Christmas campaigns have become as much of a staple as turkey and brussel sprouts - get it right or face the wrath of the people.
Although we would rather have a face full of mince pies washed down with mulled wine, it’s British retailers’ Christmas campaigns that are right in our face this November.
‘Storytelling!’ It’s up there with ‘big data’ as a phrase that’s kind of annoying but has yet to be improved upon by a better alternative.
Ultimately shorthand phrases are necessary because they save time. I’ve been guilty in the past of going ludicrously around the block to avoid the phrase ‘big data’. I believe if you look back through my previous articles you will find far more instances of me saying “the massive volume of available data” rather than “big data”.
I realise now that this is stupid. Most digital marketers know what you mean when you use ‘big data’ so therefore just say it. The annoyance comes from when people either use it wrong or use it blindly, this is why buzzwords are so excruciating.
So how about ‘storytelling’ then? It’s not only a phrase we’ve all heard at conferences and meeting rooms for a number of years now, but it’s also one we’ve grasped from our earliest days.
Lidl surprised consumers in the UK recently with its new TV campaign that aimed to alter perceptions of the brand.
Popular opinion suggests that you get what you pay for at Lidl, so the products match the low, low prices.
However the #LidlSurprises ads play on that image by showing consumers who are pleasantly surprised at the quality of the retailer’s various produce.
The campaign comes as the grocery chain is plotting a £220m UK expansion that will help it to further capitalise on its already soaring sales figures, with revenue expected to reach £4bn in 2014 up from £2bn in 2010.
It’s rival for the crown of the people’s favourite budget retailer comes in the form of Aldi, which achieved sales growth of 35.3% in Q1 2014.
Both retailers have been trying to reinvigorate their marketing with a focus on digital and social media, so I thought it would be interesting to see what Lidl and Aldi are up to on Facebook and Twitter...
In which I'll be loftily discussing the art of storytelling in a not-so-subtle attempt to justify a squandered film studies degree.
Love or hate the phrase, storytelling as a method of mass communication for brands is here to stay. Stories, anecdotes and metaphors that take an audience on a narrative journey to subtly reveal a branded message along the way are far more memorable and shareable than any brazen sales focused advertisement.
A recent survey by Aesop last month last month asked more than 2,000 people in the UK to rate brands against criteria including brand personality, memorability, credibility and purpose, in order to find out the most popular ‘storytelling’ brand.
The top-level results aren’t particularly surprising. You’ve got Apple in there, as well as McDonalds and Coca-Cola. However there ‘s a small list of brands that have snuck in under the radar to become the fastest rising companies over the last year in terms of storytelling.
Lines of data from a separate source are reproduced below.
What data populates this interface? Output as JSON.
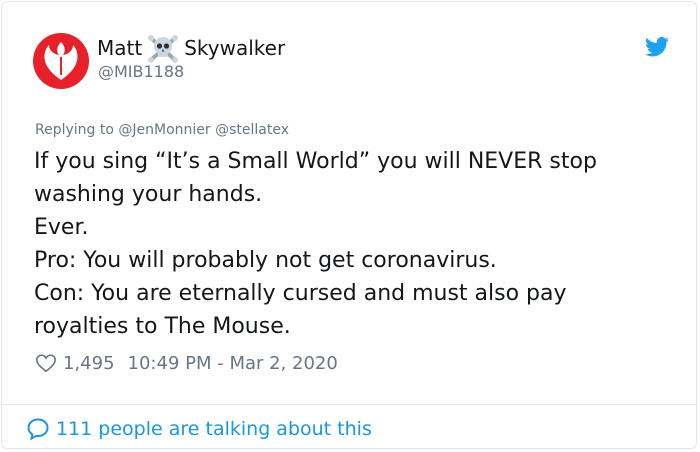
{
  "author": {
    "name_first": "Matt",
    "name_last": "Skywalker",
    "handle": "@MIB1188",
    "name_emoji": "skull-and-crossbones-icon",
    "avatar_icon": "rebel-alliance-icon"
  },
  "reply": {
    "prefix": "Replying to",
    "mentions": "@JenMonnier @stellatex"
  },
  "tweet": {
    "lines": [
      "If you sing “It’s a Small World” you will NEVER stop",
      "washing your hands.",
      "Ever.",
      "Pro: You will probably not get coronavirus.",
      "Con: You are eternally cursed and must also pay",
      "royalties to The Mouse."
    ]
  },
  "meta": {
    "likes": "1,495",
    "timestamp": "10:49 PM - Mar 2, 2020"
  },
  "footer": {
    "talking": "111 people are talking about this"
  },
  "colors": {
    "avatar_red": "#e8202a",
    "twitter_blue": "#1da1f2",
    "link_blue": "#1b95e0",
    "muted": "#657786"
  }
}
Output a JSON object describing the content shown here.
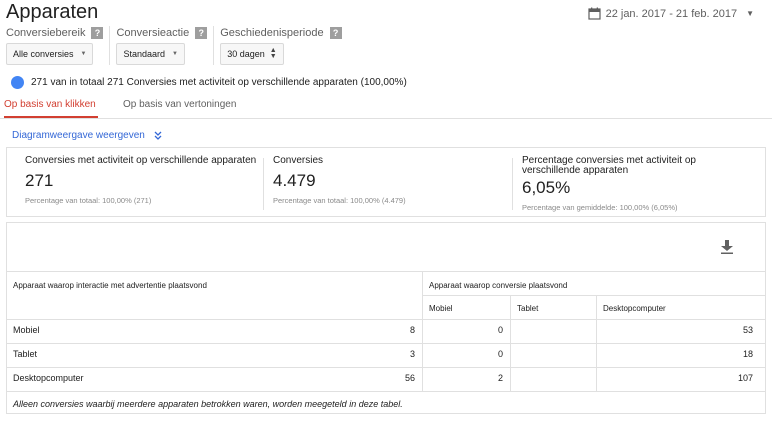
{
  "header": {
    "title": "Apparaten",
    "date_range": "22 jan. 2017 - 21 feb. 2017"
  },
  "filters": [
    {
      "label": "Conversiebereik",
      "help": "?",
      "value": "Alle conversies"
    },
    {
      "label": "Conversieactie",
      "help": "?",
      "value": "Standaard"
    },
    {
      "label": "Geschiedenisperiode",
      "help": "?",
      "value": "30 dagen"
    }
  ],
  "summary": {
    "text": "271 van in totaal 271 Conversies met activiteit op verschillende apparaten (100,00%)",
    "dot_color": "#4285f4"
  },
  "tabs": [
    {
      "label": "Op basis van klikken",
      "active": true
    },
    {
      "label": "Op basis van vertoningen",
      "active": false
    }
  ],
  "diagram_link": "Diagramweergave weergeven",
  "metrics": [
    {
      "label": "Conversies met activiteit op verschillende apparaten",
      "value": "271",
      "sub": "Percentage van totaal: 100,00% (271)"
    },
    {
      "label": "Conversies",
      "value": "4.479",
      "sub": "Percentage van totaal: 100,00% (4.479)"
    },
    {
      "label": "Percentage conversies met activiteit op verschillende apparaten",
      "value": "6,05%",
      "sub": "Percentage van gemiddelde: 100,00% (6,05%)"
    }
  ],
  "table": {
    "row_header": "Apparaat waarop interactie met advertentie plaatsvond",
    "group_header": "Apparaat waarop conversie plaatsvond",
    "columns": [
      "Mobiel",
      "Tablet",
      "Desktopcomputer"
    ],
    "rows": [
      {
        "label": "Mobiel",
        "values": [
          "8",
          "0",
          "53"
        ]
      },
      {
        "label": "Tablet",
        "values": [
          "3",
          "0",
          "18"
        ]
      },
      {
        "label": "Desktopcomputer",
        "values": [
          "56",
          "2",
          "107"
        ]
      }
    ],
    "footnote": "Alleen conversies waarbij meerdere apparaten betrokken waren, worden meegeteld in deze tabel."
  }
}
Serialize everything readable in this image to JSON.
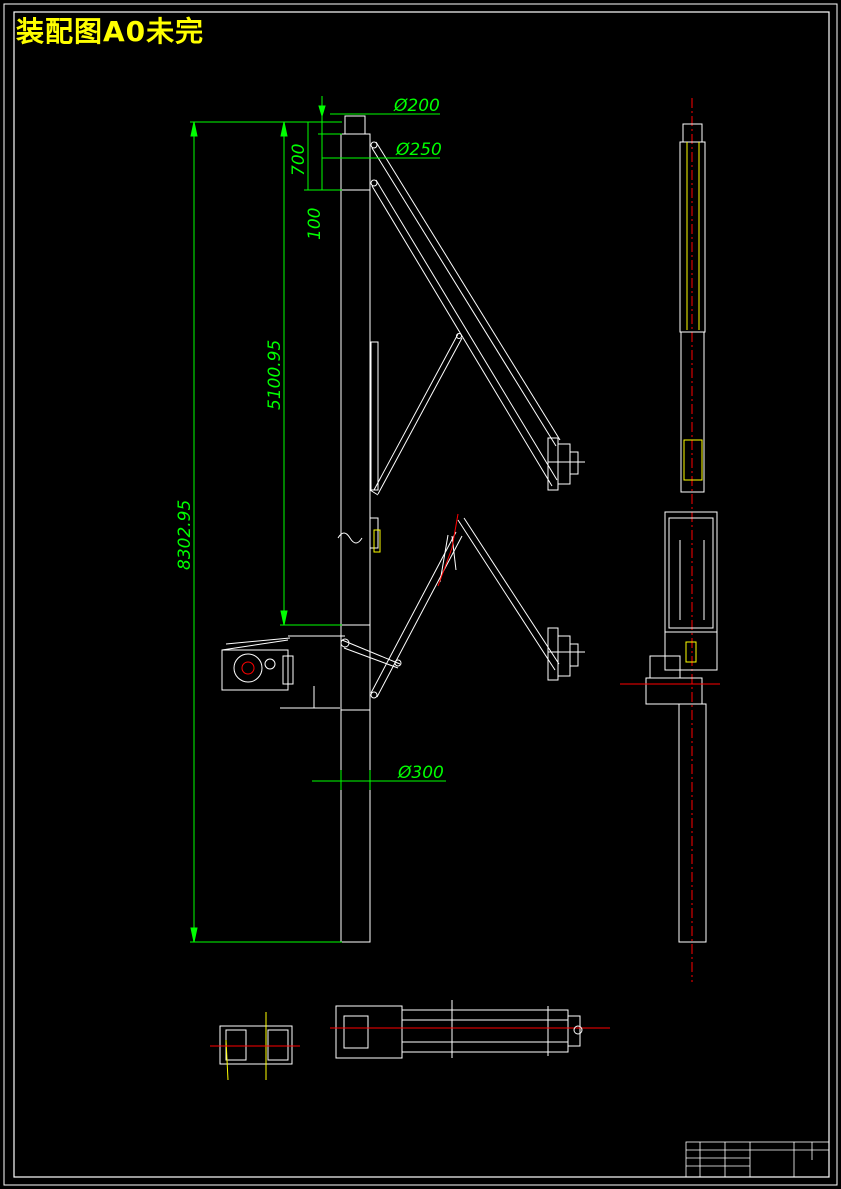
{
  "title": "装配图A0未完",
  "dimensions": {
    "d_top": "Ø200",
    "d_upper": "Ø250",
    "d_lower": "Ø300",
    "len_700": "700",
    "len_100": "100",
    "len_5100": "5100.95",
    "len_total": "8302.95"
  },
  "colors": {
    "background": "#000000",
    "frame": "#ffffff",
    "dimension": "#00ff00",
    "centerline": "#ff0000",
    "title": "#ffff00",
    "detail": "#ffff00"
  }
}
Let’s take a look at those brands and see what accounts for their success.
Here are the top 10 UK brands of 2013, as nominated by YouGov's BrandIndex.
This is based on brand perception, acquired by conducting approximately 3,700 daily interviews and asking the question "If you've heard anything about the brand in the last two weeks through advertising, news or word of mouth, was it positive or negative?"
It seems the most popular brand of 2013 in terms of positive regard is the BBC iPlayer, which has remained at the top spot for the last two years.